*** Block opens ***
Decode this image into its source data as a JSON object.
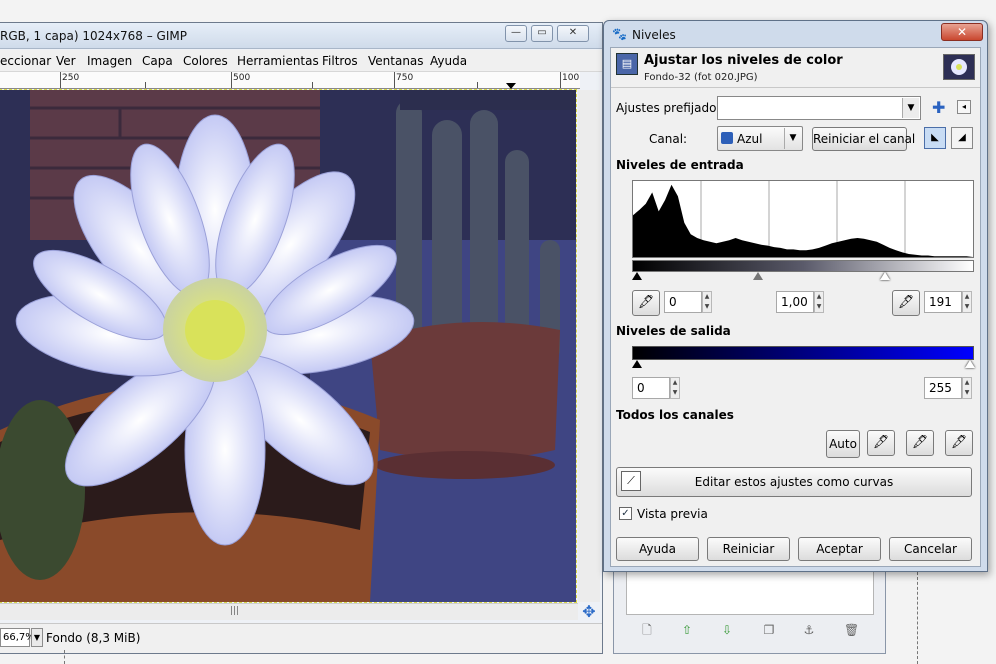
{
  "gimp": {
    "title": "RGB, 1 capa) 1024x768 – GIMP",
    "menu": [
      "eccionar",
      "Ver",
      "Imagen",
      "Capa",
      "Colores",
      "Herramientas",
      "Filtros",
      "Ventanas",
      "Ayuda"
    ],
    "ruler_labels": [
      "250",
      "500",
      "750",
      "100"
    ],
    "zoom": "66,7%",
    "status": "Fondo (8,3 MiB)"
  },
  "niveles": {
    "window_title": "Niveles",
    "header_title": "Ajustar los niveles de color",
    "header_subtitle": "Fondo-32 (fot 020.JPG)",
    "presets_label": "Ajustes prefijados:",
    "presets_value": "",
    "channel_label": "Canal:",
    "channel_value": "Azul",
    "reset_channel_button": "Reiniciar el canal",
    "input_levels_title": "Niveles de entrada",
    "input_low": "0",
    "input_gamma": "1,00",
    "input_high": "191",
    "output_levels_title": "Niveles de salida",
    "output_low": "0",
    "output_high": "255",
    "all_channels_title": "Todos los canales",
    "auto_button": "Auto",
    "edit_curves_button": "Editar estos ajustes como curvas",
    "preview_label": "Vista previa",
    "preview_checked": true,
    "buttons": {
      "help": "Ayuda",
      "reset": "Reiniciar",
      "ok": "Aceptar",
      "cancel": "Cancelar"
    },
    "histogram_blue": [
      0.55,
      0.62,
      0.7,
      0.85,
      0.6,
      0.75,
      0.95,
      0.8,
      0.45,
      0.3,
      0.25,
      0.22,
      0.2,
      0.18,
      0.2,
      0.22,
      0.25,
      0.22,
      0.2,
      0.18,
      0.16,
      0.15,
      0.13,
      0.12,
      0.1,
      0.1,
      0.09,
      0.09,
      0.1,
      0.12,
      0.15,
      0.18,
      0.2,
      0.22,
      0.24,
      0.25,
      0.24,
      0.22,
      0.2,
      0.16,
      0.12,
      0.09,
      0.06,
      0.04,
      0.03,
      0.02,
      0.02,
      0.01,
      0.01,
      0.01,
      0.01,
      0.01,
      0.01,
      0.0
    ]
  }
}
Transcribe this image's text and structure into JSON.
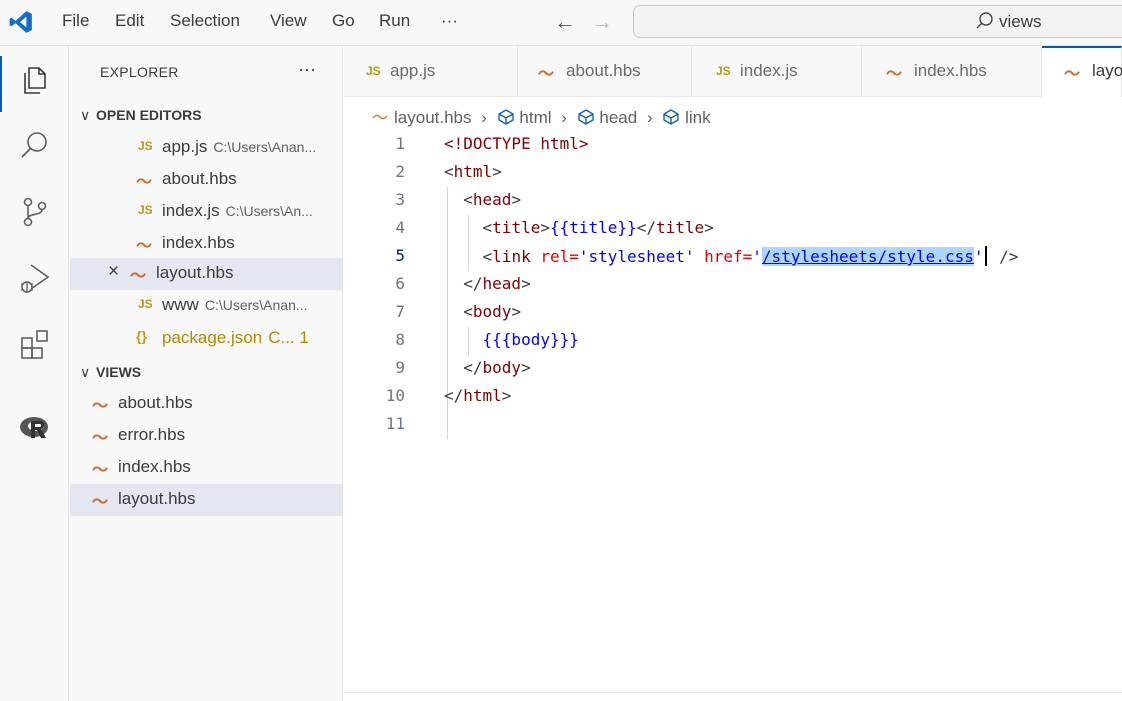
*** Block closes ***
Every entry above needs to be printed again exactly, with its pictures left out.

Decode this image into its source data as a JSON object.
{
  "gimp": {
    "title": "RGB, 1 capa) 1024x768 – GIMP",
    "menu": [
      "eccionar",
      "Ver",
      "Imagen",
      "Capa",
      "Colores",
      "Herramientas",
      "Filtros",
      "Ventanas",
      "Ayuda"
    ],
    "ruler_labels": [
      "250",
      "500",
      "750",
      "100"
    ],
    "zoom": "66,7%",
    "status": "Fondo (8,3 MiB)"
  },
  "niveles": {
    "window_title": "Niveles",
    "header_title": "Ajustar los niveles de color",
    "header_subtitle": "Fondo-32 (fot 020.JPG)",
    "presets_label": "Ajustes prefijados:",
    "presets_value": "",
    "channel_label": "Canal:",
    "channel_value": "Azul",
    "reset_channel_button": "Reiniciar el canal",
    "input_levels_title": "Niveles de entrada",
    "input_low": "0",
    "input_gamma": "1,00",
    "input_high": "191",
    "output_levels_title": "Niveles de salida",
    "output_low": "0",
    "output_high": "255",
    "all_channels_title": "Todos los canales",
    "auto_button": "Auto",
    "edit_curves_button": "Editar estos ajustes como curvas",
    "preview_label": "Vista previa",
    "preview_checked": true,
    "buttons": {
      "help": "Ayuda",
      "reset": "Reiniciar",
      "ok": "Aceptar",
      "cancel": "Cancelar"
    },
    "histogram_blue": [
      0.55,
      0.62,
      0.7,
      0.85,
      0.6,
      0.75,
      0.95,
      0.8,
      0.45,
      0.3,
      0.25,
      0.22,
      0.2,
      0.18,
      0.2,
      0.22,
      0.25,
      0.22,
      0.2,
      0.18,
      0.16,
      0.15,
      0.13,
      0.12,
      0.1,
      0.1,
      0.09,
      0.09,
      0.1,
      0.12,
      0.15,
      0.18,
      0.2,
      0.22,
      0.24,
      0.25,
      0.24,
      0.22,
      0.2,
      0.16,
      0.12,
      0.09,
      0.06,
      0.04,
      0.03,
      0.02,
      0.02,
      0.01,
      0.01,
      0.01,
      0.01,
      0.01,
      0.01,
      0.0
    ]
  }
}
Transcribe this image's text and structure into JSON.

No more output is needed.